*** PROVIDED RECORDS ***

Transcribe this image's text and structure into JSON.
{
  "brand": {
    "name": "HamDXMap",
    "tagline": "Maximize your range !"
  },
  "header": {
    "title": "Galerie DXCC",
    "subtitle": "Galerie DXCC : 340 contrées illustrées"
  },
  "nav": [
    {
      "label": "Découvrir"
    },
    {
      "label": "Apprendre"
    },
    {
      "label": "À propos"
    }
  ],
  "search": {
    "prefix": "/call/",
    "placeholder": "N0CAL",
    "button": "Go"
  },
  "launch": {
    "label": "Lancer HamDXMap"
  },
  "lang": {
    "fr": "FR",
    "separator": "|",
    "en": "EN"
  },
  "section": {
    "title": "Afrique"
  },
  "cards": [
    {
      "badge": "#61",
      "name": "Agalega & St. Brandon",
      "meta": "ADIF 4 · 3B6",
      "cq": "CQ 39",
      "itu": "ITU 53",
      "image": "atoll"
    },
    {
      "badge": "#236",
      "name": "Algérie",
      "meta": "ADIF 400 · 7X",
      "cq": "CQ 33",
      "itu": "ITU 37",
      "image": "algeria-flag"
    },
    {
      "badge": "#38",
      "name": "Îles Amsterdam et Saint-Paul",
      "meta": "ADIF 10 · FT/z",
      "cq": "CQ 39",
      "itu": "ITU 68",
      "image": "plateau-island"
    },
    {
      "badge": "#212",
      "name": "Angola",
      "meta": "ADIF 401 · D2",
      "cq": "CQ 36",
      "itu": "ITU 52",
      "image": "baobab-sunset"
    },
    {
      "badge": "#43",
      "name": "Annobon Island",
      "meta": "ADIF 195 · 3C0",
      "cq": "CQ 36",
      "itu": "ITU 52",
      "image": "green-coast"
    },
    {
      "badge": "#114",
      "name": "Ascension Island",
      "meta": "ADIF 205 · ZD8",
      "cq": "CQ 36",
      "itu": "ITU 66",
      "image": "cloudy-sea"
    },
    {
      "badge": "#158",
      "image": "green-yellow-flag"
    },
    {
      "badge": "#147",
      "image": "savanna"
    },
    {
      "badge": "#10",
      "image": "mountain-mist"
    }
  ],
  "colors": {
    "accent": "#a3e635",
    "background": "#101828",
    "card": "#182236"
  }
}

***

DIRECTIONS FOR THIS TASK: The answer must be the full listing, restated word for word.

TASK RESPONSE:
Transcribe this image's text and structure into JSON.
{
  "brand": {
    "name": "HamDXMap",
    "tagline": "Maximize your range !"
  },
  "header": {
    "title": "Galerie DXCC",
    "subtitle": "Galerie DXCC : 340 contrées illustrées"
  },
  "nav": [
    {
      "label": "Découvrir"
    },
    {
      "label": "Apprendre"
    },
    {
      "label": "À propos"
    }
  ],
  "search": {
    "prefix": "/call/",
    "placeholder": "N0CAL",
    "button": "Go"
  },
  "launch": {
    "label": "Lancer HamDXMap"
  },
  "lang": {
    "fr": "FR",
    "separator": "|",
    "en": "EN"
  },
  "section": {
    "title": "Afrique"
  },
  "cards": [
    {
      "badge": "#61",
      "name": "Agalega & St. Brandon",
      "meta": "ADIF 4 · 3B6",
      "cq": "CQ 39",
      "itu": "ITU 53",
      "image": "atoll"
    },
    {
      "badge": "#236",
      "name": "Algérie",
      "meta": "ADIF 400 · 7X",
      "cq": "CQ 33",
      "itu": "ITU 37",
      "image": "algeria-flag"
    },
    {
      "badge": "#38",
      "name": "Îles Amsterdam et Saint-Paul",
      "meta": "ADIF 10 · FT/z",
      "cq": "CQ 39",
      "itu": "ITU 68",
      "image": "plateau-island"
    },
    {
      "badge": "#212",
      "name": "Angola",
      "meta": "ADIF 401 · D2",
      "cq": "CQ 36",
      "itu": "ITU 52",
      "image": "baobab-sunset"
    },
    {
      "badge": "#43",
      "name": "Annobon Island",
      "meta": "ADIF 195 · 3C0",
      "cq": "CQ 36",
      "itu": "ITU 52",
      "image": "green-coast"
    },
    {
      "badge": "#114",
      "name": "Ascension Island",
      "meta": "ADIF 205 · ZD8",
      "cq": "CQ 36",
      "itu": "ITU 66",
      "image": "cloudy-sea"
    },
    {
      "badge": "#158",
      "image": "green-yellow-flag"
    },
    {
      "badge": "#147",
      "image": "savanna"
    },
    {
      "badge": "#10",
      "image": "mountain-mist"
    }
  ],
  "colors": {
    "accent": "#a3e635",
    "background": "#101828",
    "card": "#182236"
  }
}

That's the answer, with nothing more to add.